'Norton’s reaction came swiftly. They LOVED the Introduction. Their letter (written by someone who knew the lay of Brodsky land) said he and the other Norton people thought it was the best piece of prose Brodsky had ever written. (Inwardly, I complimented myself- It was, I noted, a truly loving tribute– condensed, vintage Brodsky.)

'And so the book went ahead, with not a word from Brodsky. And I kid you not- about one hour before I was going to go to the post office and send back the by now corrected and recorrected galleys of the whole book- a package arrived on my doorstep from Brodsky. It was his Introduction. The note read, “Sorry, I’m late with this” (or something to that effect.) It was signed, I remember, “Citizen Joe.”

'What to do? I immediately sent the new Introduction to Norton. Joseph, I said, had written another Introduction, and he wanted that to be used for the book. Norton read the new Introduction and objected. The first Introduction, they said, was by far the better.

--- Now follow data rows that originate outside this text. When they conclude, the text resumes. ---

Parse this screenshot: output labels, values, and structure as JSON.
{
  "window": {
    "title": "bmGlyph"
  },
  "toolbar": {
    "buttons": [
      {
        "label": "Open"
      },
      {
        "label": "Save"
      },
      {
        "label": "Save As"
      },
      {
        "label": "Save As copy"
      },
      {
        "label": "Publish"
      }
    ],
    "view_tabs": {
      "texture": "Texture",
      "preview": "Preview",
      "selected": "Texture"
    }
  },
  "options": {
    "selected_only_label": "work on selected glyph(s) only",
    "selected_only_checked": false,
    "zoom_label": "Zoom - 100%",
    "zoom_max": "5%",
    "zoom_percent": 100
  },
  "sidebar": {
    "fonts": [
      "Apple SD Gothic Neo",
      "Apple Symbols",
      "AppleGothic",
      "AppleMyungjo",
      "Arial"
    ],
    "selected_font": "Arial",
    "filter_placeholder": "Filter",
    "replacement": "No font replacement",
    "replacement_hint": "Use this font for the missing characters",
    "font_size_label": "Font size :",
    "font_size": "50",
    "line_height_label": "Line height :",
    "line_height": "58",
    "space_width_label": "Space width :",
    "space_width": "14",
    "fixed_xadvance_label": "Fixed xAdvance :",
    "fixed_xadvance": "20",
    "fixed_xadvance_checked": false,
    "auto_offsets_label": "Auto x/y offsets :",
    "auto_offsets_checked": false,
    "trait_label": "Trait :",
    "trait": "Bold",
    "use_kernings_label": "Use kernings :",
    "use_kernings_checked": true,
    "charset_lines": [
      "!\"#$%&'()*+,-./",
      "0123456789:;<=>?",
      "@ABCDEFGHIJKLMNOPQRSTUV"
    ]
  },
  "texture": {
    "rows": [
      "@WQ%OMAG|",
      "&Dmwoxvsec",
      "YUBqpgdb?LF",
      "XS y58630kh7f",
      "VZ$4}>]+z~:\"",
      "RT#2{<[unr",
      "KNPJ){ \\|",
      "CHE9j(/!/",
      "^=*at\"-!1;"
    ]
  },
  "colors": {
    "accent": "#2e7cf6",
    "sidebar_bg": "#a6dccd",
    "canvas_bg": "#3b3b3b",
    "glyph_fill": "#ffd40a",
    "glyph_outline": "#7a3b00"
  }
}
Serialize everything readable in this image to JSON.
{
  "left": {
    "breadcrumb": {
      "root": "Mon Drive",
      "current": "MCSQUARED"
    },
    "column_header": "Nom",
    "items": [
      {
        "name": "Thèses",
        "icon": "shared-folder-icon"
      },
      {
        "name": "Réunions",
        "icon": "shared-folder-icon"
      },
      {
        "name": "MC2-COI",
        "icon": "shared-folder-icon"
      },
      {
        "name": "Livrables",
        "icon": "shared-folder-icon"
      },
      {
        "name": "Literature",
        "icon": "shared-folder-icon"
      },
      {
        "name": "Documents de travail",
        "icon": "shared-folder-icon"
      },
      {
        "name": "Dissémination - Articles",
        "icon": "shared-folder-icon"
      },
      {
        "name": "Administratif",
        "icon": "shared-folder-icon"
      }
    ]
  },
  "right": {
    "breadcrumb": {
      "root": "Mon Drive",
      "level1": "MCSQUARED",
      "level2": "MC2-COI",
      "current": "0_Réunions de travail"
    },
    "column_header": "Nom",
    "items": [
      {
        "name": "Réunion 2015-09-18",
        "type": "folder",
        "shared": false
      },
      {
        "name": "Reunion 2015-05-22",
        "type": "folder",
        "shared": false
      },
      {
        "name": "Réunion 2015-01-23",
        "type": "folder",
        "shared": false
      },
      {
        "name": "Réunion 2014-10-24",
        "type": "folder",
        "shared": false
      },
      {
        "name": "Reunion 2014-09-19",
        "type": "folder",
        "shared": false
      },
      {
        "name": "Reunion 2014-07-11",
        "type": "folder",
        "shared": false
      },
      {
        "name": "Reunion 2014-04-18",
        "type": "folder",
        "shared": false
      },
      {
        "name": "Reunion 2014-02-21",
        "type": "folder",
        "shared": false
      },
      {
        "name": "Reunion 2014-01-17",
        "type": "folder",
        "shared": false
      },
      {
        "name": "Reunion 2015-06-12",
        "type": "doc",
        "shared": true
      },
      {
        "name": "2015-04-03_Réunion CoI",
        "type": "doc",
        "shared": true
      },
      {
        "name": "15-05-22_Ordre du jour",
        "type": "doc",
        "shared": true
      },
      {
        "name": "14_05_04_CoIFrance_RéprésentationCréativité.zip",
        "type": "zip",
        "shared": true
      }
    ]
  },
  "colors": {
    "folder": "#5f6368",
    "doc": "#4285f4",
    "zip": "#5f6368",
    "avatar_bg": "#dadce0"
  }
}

'“I agree,” I told them, (I actually did) “but Joseph Brodsky is Joseph Brodsky. And he wants the second Introduction. He would be really unhappy if the first Introduction were used.” (Truer words were never spoken.)

'Finally, to my astonishment and immense relief, Norton agreed. The book was published with Joseph’s “real” Introduction.

'My last contact with Joseph was not a terribly happy one- A year or so after the book came out, guilt assailed me, and curiosity. (Those two so often come together.) I wondered what Joseph’s reaction to my masquerade would be.

'We weren’t really in the same circle any more. I didn’t hear from him. I was hurt. I thought I might get a (hopefully amused) reaction. I sent him the Introduction I had pastiched together. I don’t know whether he ever wrote me back or not. I don’t think so. I think I heard from a mutual acquaintance that Joseph was not amused.'

No comments: